▶ [PROBLEM DESCRIPTION]:
Among the entries that follow, find every line with the word "label" and list it.

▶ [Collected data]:
★ ★ ★ ★ ★ ★ ★

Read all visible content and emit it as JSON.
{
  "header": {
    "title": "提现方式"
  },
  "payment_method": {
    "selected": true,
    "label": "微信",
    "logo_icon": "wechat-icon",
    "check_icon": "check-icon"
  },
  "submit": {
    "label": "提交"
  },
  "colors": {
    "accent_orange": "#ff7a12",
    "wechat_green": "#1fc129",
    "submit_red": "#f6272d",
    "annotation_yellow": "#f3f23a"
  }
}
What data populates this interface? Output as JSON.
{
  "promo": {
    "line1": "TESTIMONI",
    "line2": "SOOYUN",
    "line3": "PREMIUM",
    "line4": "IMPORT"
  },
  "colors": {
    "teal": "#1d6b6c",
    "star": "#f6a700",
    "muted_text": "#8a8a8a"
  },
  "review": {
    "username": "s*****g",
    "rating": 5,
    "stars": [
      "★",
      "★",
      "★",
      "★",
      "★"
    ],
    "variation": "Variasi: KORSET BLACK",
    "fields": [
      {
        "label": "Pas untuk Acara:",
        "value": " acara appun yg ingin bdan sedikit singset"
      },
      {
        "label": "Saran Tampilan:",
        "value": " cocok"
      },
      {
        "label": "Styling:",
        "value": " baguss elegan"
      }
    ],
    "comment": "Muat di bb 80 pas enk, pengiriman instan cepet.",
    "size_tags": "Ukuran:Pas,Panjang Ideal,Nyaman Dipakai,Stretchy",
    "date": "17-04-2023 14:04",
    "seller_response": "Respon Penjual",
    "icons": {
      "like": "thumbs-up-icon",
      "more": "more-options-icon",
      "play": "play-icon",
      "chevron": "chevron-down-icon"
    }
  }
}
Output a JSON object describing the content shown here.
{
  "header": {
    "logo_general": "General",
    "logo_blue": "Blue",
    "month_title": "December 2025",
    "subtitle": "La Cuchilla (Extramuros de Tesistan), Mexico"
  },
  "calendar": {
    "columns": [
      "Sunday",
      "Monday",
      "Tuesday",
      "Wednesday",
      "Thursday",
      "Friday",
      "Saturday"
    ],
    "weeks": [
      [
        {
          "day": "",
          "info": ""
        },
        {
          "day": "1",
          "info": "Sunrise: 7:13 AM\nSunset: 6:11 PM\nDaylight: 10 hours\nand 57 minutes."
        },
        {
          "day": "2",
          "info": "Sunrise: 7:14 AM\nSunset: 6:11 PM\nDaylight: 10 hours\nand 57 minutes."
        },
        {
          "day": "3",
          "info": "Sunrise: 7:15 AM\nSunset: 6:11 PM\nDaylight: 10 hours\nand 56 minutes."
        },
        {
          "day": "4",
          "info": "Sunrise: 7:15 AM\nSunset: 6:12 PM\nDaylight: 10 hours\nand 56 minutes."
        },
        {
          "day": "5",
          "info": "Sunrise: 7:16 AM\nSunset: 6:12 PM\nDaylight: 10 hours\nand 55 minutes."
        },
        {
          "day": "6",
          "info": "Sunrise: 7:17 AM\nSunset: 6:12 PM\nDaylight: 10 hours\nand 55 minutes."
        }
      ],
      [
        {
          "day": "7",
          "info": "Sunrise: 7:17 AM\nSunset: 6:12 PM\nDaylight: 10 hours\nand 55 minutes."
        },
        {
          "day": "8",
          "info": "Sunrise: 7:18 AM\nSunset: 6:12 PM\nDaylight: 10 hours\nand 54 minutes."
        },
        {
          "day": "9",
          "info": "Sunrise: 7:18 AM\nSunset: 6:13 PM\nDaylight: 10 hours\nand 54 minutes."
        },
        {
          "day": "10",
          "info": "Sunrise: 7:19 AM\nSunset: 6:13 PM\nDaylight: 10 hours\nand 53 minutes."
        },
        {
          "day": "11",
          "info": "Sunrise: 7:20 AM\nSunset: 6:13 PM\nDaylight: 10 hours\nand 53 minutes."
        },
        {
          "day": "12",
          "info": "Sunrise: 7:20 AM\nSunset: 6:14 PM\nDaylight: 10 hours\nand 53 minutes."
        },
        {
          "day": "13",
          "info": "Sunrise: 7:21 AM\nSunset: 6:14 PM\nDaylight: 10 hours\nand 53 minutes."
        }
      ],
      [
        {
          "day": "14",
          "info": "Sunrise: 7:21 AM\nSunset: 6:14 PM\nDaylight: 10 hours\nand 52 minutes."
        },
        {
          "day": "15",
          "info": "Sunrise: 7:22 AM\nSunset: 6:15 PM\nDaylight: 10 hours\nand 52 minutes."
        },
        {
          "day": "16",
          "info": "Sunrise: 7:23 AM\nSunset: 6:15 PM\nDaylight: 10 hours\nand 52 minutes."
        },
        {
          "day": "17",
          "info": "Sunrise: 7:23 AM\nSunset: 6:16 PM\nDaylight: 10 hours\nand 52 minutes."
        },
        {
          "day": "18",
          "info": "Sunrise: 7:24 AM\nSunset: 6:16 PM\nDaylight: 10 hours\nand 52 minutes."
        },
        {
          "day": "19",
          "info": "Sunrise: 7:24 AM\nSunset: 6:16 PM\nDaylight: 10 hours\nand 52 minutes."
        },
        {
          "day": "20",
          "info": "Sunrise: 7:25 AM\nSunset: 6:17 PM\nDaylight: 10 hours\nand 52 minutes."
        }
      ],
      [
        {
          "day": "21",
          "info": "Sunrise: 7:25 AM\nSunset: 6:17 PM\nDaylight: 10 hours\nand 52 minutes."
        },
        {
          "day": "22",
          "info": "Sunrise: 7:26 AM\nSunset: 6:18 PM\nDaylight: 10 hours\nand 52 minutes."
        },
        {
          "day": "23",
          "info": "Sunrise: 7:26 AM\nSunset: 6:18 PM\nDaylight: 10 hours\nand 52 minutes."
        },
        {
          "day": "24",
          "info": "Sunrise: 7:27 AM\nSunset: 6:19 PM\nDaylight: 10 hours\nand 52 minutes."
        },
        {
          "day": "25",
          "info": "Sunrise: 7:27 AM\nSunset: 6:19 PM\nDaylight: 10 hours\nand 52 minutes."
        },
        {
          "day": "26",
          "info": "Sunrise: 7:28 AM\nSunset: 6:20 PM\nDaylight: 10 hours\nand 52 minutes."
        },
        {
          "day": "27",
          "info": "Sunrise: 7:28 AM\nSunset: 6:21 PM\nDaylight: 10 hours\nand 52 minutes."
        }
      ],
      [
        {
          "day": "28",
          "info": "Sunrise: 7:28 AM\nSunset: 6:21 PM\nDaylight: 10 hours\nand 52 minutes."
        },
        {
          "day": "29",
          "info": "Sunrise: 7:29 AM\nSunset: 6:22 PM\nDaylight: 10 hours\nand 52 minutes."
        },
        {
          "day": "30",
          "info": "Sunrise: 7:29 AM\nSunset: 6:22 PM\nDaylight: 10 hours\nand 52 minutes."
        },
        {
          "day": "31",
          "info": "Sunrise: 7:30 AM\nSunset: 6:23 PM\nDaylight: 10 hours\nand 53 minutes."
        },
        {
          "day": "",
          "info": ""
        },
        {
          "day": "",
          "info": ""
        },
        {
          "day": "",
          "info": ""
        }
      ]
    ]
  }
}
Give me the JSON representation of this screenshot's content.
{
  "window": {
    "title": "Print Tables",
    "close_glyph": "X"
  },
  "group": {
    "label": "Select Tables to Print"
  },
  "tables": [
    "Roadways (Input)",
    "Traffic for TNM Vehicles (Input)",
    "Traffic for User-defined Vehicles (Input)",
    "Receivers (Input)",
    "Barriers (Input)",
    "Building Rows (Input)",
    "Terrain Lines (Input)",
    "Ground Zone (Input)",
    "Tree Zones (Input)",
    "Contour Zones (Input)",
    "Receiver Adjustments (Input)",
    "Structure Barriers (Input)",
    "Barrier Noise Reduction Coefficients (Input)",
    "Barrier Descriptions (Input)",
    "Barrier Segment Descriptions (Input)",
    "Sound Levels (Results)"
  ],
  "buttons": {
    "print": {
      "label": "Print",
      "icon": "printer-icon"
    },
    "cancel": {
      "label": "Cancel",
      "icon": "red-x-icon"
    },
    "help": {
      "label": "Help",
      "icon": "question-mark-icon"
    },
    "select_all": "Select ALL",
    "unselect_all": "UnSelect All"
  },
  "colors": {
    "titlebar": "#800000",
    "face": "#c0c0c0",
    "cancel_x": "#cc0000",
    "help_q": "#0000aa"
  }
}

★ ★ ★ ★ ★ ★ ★

▶ [EXERCISE RESPONSE]:
    "label": "微信",
    "label": "提交"
        "label": "Pas untuk Acara:",
        "label": "Saran Tampilan:",
        "label": "Styling:",
    "label": "Select Tables to Print"
      "label": "Print",
      "label": "Cancel",
      "label": "Help",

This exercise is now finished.